Park, Haenam, and Robert Easthope. “Nationalism and the Representation of National Sport Heroes in 1990s South Korea.” Journal of asian sociology 50, no. 3 (2021): 513-544.


This article analyses the changing representations of three South Korean sport celebrities and explores how this reflects a transition in the dominant form of nationalism in South Korea during the 1990s. Hwang Young-cho, who took gold in the marathon at the 1992 Barcelona Olympics, was considered a “born” hero, and the South Korean media attributed his physical gifts, habits, and background to the excellence of the Korean ethnic nation. We consider this in relation to the concept of ethnic nationalism, which emphasizes shared lineage, language, and history. Representations of baseball player Chan Ho Park and golfer Pak Se-ri focussed on their levels of “effort.” They were presented as exemplars of the virtues required in competitive international markets. We argue that the new manner in which these two national sport heroes were represented in the 1990s reflects the movement of South Korean nationalist discourse away from ethnic nationalism and towards market nationalism.

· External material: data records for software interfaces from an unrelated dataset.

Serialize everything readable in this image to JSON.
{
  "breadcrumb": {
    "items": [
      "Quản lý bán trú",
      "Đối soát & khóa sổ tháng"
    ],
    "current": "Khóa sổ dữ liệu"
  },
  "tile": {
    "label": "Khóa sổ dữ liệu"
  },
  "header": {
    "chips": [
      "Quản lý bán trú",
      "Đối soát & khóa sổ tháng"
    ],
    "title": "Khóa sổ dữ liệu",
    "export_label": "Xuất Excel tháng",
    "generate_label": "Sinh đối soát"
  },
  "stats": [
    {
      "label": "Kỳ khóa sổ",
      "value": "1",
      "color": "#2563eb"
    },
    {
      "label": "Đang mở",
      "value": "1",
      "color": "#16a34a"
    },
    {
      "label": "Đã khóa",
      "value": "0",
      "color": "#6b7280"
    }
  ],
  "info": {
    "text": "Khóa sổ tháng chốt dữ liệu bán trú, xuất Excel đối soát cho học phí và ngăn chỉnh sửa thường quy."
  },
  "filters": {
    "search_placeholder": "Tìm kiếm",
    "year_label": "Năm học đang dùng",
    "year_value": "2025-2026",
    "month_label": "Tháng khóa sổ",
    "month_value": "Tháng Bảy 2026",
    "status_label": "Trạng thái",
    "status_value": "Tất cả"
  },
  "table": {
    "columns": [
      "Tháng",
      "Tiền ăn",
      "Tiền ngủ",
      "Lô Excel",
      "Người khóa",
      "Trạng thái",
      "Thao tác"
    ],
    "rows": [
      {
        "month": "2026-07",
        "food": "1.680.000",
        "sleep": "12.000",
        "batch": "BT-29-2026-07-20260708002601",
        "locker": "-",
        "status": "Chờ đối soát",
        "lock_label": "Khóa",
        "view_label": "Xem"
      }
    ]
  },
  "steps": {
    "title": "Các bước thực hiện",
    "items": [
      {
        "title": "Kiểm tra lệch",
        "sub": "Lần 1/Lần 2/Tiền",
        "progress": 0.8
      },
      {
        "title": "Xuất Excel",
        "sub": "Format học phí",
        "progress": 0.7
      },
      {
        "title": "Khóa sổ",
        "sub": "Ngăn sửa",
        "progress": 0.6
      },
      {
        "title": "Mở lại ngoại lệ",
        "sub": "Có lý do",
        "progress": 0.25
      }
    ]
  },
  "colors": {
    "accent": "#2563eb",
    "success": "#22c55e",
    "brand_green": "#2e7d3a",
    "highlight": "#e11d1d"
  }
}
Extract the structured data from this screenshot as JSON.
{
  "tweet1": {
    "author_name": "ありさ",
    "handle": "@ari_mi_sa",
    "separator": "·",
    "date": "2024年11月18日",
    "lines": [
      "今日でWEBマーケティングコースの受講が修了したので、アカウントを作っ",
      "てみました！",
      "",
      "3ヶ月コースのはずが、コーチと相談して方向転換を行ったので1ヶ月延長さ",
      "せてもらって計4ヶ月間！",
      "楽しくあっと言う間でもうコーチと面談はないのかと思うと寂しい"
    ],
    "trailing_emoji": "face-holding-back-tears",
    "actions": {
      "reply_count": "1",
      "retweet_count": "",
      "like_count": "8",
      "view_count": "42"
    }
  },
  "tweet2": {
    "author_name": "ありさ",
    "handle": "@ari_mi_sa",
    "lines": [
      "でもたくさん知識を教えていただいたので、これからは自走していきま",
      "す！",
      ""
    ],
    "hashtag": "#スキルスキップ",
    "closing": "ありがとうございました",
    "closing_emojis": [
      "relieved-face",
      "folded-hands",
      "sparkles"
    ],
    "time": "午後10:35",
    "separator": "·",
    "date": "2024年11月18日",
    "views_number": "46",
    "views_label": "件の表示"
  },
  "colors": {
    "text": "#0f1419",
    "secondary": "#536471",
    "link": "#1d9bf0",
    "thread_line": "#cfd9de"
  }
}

The Illiberalism Studies Program studies the different faces of illiberal politics and thought in today’s world, taking into account the diversity of their cultural context, their intellectual genealogy, the sociology of their popular support, and their implications on the international scene.